Q: What is a 3-D printed gun and how is it created?
A: The firearms are usually made out of ABS plastic — the stuff that Lego pieces are made of — and are created using special printers that can cost thousands of dollars. Unlike metal firearms that have magazines that can usually hold several bullets, 3-D guns can hold a bullet or two and then must be manually reloaded. There is no mandate for licensing 3-D guns and they can be created without a serial number, making them untraceable by law enforcement.
Q: How did the debate over 3-D printed guns begin?
A: In 2013, Cody Wilson, who owns Defense Distributed, posted plans online for creating a 3-D printed handgun he called the Liberator. The blueprints were downloaded nearly 100,000 times in one week before the State Department under President Barack Obama ordered it be taken down, arguing it violated federal export laws since some of the blueprints were downloaded by people outside the United States. It would be a violation of the International Traffic in Arms Regulations that limit when and how Americans can sell weapons overseas, the government argued.
Wilson's website also sought to offer blueprints for creating AR-style long guns with 3-D printers.
For several years, Wilson has been engaged in a legal battle with the State Department, saying its decision violated his First Amendment right to free speech.
In June, the Trump State Department reversed course and gave the go-ahead to Wilson and his company to post the blueprints online.
Wilson lauded the decision on Twitter and his website noted it that he would begin posting blueprints online Aug. 1. The government also agreed to pay nearly $40,000 in legal fees that Wilson has accrued over the years.
Q: What has been the response from gun control advocates?
A: There's been strong pushback. "We will do everything in our power to make sure that untraceable downloadable guns remain nothing more than an idea. To those who want to see this dangerous concept become reality, all we have to say is this: Not on our watch," said Avery Gardiner, co-president of the Brady Campaign to Prevent Gun Violence.
Many opponents have referred to 3-D printed guns as "ghost guns" because they lack serial numbers and owners do not need licenses.
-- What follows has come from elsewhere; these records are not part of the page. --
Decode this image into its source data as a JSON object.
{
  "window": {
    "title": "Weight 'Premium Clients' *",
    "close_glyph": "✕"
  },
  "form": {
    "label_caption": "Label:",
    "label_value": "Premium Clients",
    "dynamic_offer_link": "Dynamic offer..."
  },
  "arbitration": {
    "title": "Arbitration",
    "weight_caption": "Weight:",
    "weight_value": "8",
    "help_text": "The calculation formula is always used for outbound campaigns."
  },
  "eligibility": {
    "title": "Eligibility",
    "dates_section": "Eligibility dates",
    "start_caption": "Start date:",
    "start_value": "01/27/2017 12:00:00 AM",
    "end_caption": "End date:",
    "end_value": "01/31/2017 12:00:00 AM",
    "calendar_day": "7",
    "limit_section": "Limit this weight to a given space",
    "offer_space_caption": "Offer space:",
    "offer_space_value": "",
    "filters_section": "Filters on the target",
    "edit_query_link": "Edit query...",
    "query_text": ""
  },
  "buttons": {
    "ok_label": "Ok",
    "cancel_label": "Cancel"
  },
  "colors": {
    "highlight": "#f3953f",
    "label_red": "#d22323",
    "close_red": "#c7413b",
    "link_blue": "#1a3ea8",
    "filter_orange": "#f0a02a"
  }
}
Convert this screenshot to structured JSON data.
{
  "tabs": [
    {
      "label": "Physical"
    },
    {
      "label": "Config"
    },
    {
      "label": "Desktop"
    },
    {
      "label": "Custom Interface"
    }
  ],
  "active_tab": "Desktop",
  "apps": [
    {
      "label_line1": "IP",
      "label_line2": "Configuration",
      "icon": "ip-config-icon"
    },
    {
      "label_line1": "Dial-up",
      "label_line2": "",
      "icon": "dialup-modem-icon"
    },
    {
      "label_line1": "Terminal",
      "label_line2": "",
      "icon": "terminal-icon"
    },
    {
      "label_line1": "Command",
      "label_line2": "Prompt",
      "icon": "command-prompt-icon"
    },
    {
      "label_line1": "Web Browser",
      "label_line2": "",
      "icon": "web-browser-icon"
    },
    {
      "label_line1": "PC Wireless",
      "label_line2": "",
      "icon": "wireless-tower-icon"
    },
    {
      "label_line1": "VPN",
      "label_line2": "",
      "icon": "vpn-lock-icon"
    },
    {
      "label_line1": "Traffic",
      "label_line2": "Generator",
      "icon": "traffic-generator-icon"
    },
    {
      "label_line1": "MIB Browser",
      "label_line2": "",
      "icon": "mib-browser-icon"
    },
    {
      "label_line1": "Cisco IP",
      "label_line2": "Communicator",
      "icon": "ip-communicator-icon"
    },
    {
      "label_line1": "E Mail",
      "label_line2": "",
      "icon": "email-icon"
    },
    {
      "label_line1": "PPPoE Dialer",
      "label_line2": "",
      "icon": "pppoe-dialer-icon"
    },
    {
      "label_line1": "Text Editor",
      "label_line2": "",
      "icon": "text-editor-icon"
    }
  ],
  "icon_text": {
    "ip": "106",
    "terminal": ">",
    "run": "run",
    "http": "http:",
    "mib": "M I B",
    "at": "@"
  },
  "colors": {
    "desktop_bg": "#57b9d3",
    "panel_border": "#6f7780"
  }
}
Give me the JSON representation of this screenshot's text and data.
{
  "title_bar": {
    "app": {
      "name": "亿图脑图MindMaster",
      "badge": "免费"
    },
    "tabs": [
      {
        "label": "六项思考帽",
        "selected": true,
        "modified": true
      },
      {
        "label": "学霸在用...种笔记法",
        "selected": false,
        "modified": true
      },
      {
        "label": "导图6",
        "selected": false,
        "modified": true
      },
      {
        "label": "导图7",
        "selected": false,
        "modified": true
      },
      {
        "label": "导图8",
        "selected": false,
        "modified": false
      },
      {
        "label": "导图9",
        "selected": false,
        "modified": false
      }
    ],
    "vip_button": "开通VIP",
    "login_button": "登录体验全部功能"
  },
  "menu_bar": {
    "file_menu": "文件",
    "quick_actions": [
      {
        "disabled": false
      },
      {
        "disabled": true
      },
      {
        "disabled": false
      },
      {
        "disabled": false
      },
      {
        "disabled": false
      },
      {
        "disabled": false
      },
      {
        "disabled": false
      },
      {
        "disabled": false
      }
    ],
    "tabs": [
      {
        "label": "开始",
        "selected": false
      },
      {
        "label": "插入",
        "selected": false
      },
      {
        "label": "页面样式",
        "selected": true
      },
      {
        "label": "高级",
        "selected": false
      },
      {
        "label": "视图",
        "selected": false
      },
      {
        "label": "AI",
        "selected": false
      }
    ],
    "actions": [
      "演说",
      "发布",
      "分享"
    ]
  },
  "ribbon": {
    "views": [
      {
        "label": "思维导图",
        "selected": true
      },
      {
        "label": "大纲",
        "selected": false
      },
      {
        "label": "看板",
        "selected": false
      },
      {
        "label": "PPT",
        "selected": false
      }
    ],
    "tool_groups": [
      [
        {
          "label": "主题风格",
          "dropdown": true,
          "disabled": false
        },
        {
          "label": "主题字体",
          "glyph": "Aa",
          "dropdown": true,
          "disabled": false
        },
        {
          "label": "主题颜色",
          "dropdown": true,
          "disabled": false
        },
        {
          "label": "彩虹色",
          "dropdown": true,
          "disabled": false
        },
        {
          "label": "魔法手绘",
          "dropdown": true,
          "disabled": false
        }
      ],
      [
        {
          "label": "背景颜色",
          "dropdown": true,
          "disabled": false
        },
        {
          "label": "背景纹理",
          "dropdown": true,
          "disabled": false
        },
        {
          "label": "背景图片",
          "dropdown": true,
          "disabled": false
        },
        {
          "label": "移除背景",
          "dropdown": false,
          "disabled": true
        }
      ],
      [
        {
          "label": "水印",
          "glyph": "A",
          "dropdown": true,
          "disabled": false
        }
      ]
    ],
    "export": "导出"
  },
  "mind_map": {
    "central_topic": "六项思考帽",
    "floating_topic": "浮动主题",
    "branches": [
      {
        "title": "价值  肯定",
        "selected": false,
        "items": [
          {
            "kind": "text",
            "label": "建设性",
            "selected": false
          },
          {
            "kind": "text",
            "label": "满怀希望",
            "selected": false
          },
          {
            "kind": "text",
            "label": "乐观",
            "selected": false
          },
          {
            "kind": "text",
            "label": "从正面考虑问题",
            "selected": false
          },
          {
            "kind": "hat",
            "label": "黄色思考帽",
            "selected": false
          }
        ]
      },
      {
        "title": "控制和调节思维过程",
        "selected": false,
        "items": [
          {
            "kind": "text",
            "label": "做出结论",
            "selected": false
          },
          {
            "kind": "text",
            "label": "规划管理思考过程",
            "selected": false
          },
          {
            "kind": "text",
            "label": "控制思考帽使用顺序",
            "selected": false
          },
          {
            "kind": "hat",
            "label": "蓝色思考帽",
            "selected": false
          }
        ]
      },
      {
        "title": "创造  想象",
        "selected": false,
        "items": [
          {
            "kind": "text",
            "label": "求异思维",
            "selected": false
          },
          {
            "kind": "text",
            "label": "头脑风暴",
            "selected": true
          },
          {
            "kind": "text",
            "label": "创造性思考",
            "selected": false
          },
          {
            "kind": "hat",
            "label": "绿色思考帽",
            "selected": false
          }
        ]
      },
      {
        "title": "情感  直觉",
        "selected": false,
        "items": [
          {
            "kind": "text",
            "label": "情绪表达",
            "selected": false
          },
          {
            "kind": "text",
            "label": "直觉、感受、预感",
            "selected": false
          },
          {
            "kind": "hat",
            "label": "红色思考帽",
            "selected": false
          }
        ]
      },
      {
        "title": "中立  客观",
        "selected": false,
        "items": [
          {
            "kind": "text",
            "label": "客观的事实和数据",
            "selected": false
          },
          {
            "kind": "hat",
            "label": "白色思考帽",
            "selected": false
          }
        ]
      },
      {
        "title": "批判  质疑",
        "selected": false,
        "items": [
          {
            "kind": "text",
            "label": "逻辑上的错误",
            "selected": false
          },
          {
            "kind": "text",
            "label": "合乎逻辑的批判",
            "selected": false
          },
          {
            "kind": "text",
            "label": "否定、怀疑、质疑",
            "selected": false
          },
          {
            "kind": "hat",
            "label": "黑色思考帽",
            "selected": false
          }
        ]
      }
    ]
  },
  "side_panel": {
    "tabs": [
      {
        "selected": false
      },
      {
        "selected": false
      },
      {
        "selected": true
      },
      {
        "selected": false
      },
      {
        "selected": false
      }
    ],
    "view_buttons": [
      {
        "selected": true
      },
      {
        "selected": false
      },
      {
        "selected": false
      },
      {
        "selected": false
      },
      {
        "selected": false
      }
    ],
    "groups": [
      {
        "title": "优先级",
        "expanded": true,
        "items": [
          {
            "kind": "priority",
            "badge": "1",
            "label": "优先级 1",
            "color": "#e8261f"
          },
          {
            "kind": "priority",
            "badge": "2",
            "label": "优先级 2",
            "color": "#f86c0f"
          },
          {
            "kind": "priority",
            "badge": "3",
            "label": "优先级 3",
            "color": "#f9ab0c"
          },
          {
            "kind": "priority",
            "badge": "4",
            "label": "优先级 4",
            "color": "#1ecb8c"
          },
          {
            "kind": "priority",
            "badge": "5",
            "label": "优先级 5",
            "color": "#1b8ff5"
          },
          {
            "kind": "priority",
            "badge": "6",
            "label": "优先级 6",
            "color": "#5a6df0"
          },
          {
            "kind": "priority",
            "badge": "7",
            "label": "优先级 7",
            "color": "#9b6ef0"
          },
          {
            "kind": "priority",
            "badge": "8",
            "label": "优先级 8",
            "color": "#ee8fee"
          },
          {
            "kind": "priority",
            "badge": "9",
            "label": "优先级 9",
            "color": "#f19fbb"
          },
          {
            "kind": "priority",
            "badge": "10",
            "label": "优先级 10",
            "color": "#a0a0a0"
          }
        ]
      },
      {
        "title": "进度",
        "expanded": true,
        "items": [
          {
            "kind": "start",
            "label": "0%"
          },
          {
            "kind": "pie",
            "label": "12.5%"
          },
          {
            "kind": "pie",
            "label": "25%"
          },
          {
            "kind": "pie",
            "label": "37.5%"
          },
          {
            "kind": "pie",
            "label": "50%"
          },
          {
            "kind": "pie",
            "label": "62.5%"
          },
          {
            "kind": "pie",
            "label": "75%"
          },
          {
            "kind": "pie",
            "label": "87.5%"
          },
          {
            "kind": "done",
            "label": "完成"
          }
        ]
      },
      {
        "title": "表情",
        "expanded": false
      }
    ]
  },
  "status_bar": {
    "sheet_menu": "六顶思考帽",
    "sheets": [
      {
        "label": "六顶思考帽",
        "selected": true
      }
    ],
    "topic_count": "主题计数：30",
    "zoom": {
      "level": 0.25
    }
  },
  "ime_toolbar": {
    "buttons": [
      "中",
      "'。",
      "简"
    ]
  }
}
Further, concerns have been raised that these firearms could get onto planes because the 3-D guns are not metal and could go undetected.
Los Angeles Times